Running the Boston marathon requires more than just physical strength. It needs a strong mind. A healthy and resilient state of mind will help you power through the final stages, when your body will start to tire out.
Running 26.2miles isn’t a small feat, and it is going to hurt. It is at this time that your fight response should kick to stop you from slowing down.
Training Tips for Boston Marathon Qualifying Times
The fitness tracking mogul, Strava has cracked the ultimate training regime for all the Boston Marathon aspirants. Strava extracted its users’ data for the study. They conducted an analysis of training habits between runners who a Boston qualifying time versus runners who didn’t qualify. The data set analyzed runs of a user 12 weeks prior to a marathon. Below are the six ways you should train yourself to run a Boston Qualifying Time. Here are 6 training tips to achieve the Boston qualifying times –
1. Run More Miles
What’s new in that advice? Well, the habit to inculcate. The habit of running longer distances without draining oneself. It is known that the more you run, the faster your marathon time will be. According to Strava’s data, Boston Qualifiers run approximately 480 total miles during training while non-qualifiers complete roughly 282 miles. There appeared a considerable difference in the average mileage between male and female BQers, 59.67 and 54.03 miles respectively and male and female non-BQers, 42.84 and 40.06 respectively.
2. Run More Often
There’s no room for slackers in the Boston Marathon. Go for a run whenever possible. It will build your strength and set you in a rhythm. Strava found that BQ runners run as much many times as possible and try to squeeze in at least two more runs per weeks than the non-BQ runners.
With an average of 7.05 runs in a week, the male qualifiers had the most runs record per week. On the other hand, the women qualifiers average runs per week was 6.70.
3. Run at Your Favorite Time
Not a morning person? Can’t wake up in the morning to train yourself? No worries, train in the afternoon or evening. Because it doesn’t matter which time of the day you choose to run. What matters is the time you take to complete the run. Strava’s findings show that female BQers usually prefer to run in the morning while male BQers divided the schedule equally between morning and evening.
4. Know When to Take It Easy
A marathon is longer than a sprint.
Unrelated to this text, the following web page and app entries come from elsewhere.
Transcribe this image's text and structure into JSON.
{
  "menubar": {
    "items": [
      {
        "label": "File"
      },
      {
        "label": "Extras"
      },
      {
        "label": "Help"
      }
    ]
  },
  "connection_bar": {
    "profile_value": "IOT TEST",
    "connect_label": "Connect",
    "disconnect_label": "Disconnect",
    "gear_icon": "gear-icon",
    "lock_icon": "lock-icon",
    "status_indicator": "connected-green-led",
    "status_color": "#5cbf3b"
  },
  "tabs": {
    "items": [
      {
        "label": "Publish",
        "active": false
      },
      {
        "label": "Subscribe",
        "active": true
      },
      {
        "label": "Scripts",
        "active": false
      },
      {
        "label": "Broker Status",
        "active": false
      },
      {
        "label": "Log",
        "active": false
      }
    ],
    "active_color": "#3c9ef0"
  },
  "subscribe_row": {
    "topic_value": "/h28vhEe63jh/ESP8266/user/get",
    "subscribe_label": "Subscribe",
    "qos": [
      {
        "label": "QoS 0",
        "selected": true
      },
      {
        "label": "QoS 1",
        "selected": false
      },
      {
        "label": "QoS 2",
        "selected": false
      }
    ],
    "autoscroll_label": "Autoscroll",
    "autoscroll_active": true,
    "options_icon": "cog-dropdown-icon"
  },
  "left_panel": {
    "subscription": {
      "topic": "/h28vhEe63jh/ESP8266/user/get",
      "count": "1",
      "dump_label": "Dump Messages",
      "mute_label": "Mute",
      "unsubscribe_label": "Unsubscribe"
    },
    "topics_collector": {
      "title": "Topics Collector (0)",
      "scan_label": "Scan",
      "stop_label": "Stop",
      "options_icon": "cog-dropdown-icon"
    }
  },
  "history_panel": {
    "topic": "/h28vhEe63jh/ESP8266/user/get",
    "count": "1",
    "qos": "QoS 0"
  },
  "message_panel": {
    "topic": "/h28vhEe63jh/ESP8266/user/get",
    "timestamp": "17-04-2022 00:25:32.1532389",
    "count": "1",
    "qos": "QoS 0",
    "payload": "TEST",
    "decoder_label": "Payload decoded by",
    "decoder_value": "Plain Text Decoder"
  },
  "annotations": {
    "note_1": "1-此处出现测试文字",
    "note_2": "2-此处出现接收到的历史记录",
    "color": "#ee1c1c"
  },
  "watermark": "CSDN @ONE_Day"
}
And so, there’s a technique to run it. Do not crank up your speed right in the beginning but that’s not to say that you run at a turtle pace.
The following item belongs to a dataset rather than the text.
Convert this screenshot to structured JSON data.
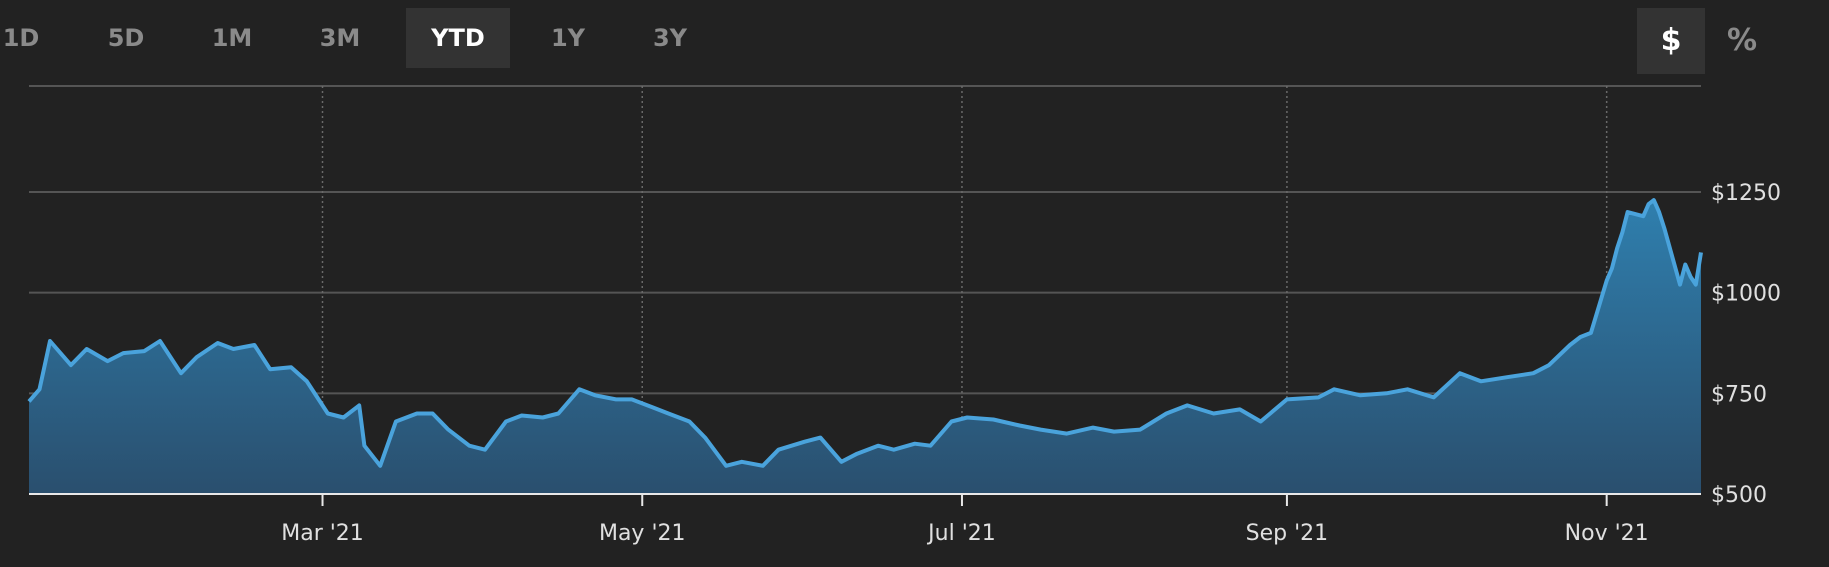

Keep a steady speed and gradually increase it. According to Strava’s data, male BQers ran 15 percent of their training runs at marathon pace or faster and for the remaining 85 percent of their miles, they run slower than the standard qualifying pace. And the same is true for the female runners too.
5. Increase Your Average Speed
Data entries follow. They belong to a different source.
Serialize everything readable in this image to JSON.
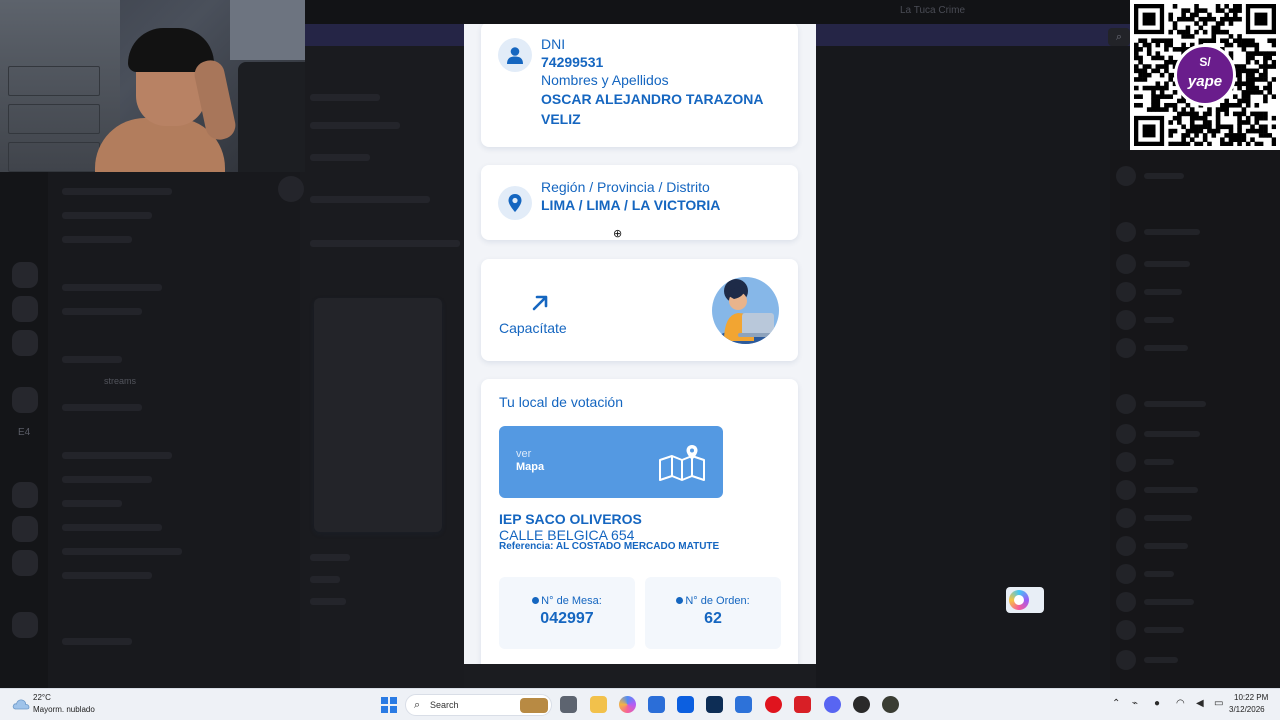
{
  "background": {
    "window_title": "La Tuca Crime",
    "channel_label": "streams",
    "side_tag": "E4"
  },
  "card_identity": {
    "dni_label": "DNI",
    "dni_value": "74299531",
    "names_label": "Nombres y Apellidos",
    "names_value": "OSCAR ALEJANDRO TARAZONA VELIZ",
    "icon": "person-icon"
  },
  "card_location": {
    "label": "Región / Provincia / Distrito",
    "value": "LIMA / LIMA / LA VICTORIA",
    "icon": "map-pin-icon"
  },
  "card_training": {
    "label": "Capacítate",
    "icon": "arrow-up-right-icon"
  },
  "card_voting": {
    "title": "Tu local de votación",
    "map_button": {
      "small": "ver",
      "big": "Mapa",
      "icon": "map-icon"
    },
    "place_name": "IEP SACO OLIVEROS",
    "address": "CALLE BELGICA 654",
    "reference": "Referencia: AL COSTADO MERCADO MATUTE",
    "mesa_label": "N° de Mesa:",
    "mesa_value": "042997",
    "orden_label": "N° de Orden:",
    "orden_value": "62"
  },
  "qr": {
    "badge_top": "S/",
    "badge_brand": "yape"
  },
  "taskbar": {
    "weather_temp": "22°C",
    "weather_desc": "Mayorm. nublado",
    "search_placeholder": "Search",
    "time": "10:22 PM",
    "date": "3/12/2026"
  },
  "colors": {
    "accent": "#1566c0",
    "map_button": "#5499e2",
    "card_bg": "#ffffff",
    "screen_bg": "#f2f4f8"
  }
}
Over the 12-week training cycle, Starva reported that average pace per mile of the BQ runners is significantly faster than the non-BQers. Male BQers averaged about a 7:45 minute-per-mile pace across their training runs, while women BQers averaged about an 8:30 pace.
And comparatively non-qualifying men averaged about an 8:50-minute pace and the non-qualifying women, a 9:50 pace across all the training runs.
6. Be Focused and Determined
Running the Boston Marathon is a serious deal. Try to remain focused during your run. Keep the phone on silent mode and avoid going on social media during a run. Refrain from taking mid-run selfies.
Posting mid-run snaps may help you connect with the running community or increase the number of likes on your photo but what it will not get you is a spot in the Boston Marathon. The purpose of the training is to maintain the intensity over a period of time and pausing during tempo, race-pace, or long runs can interfere with gains.
The Boston marathon of 2018 is still a while away, and if you start practicing for it now, you can achieve your goals in the next 16 to 20 weeks. Running this marathon is nothing short of an honor for runners. All you need to do is put in the required practice and sincerity, and you can be on the next plane to Boston very soon!
Excited to be a part of Boston Marathon 2018? Then, Prepare For Your First Marathon- Ready, Steady, Run!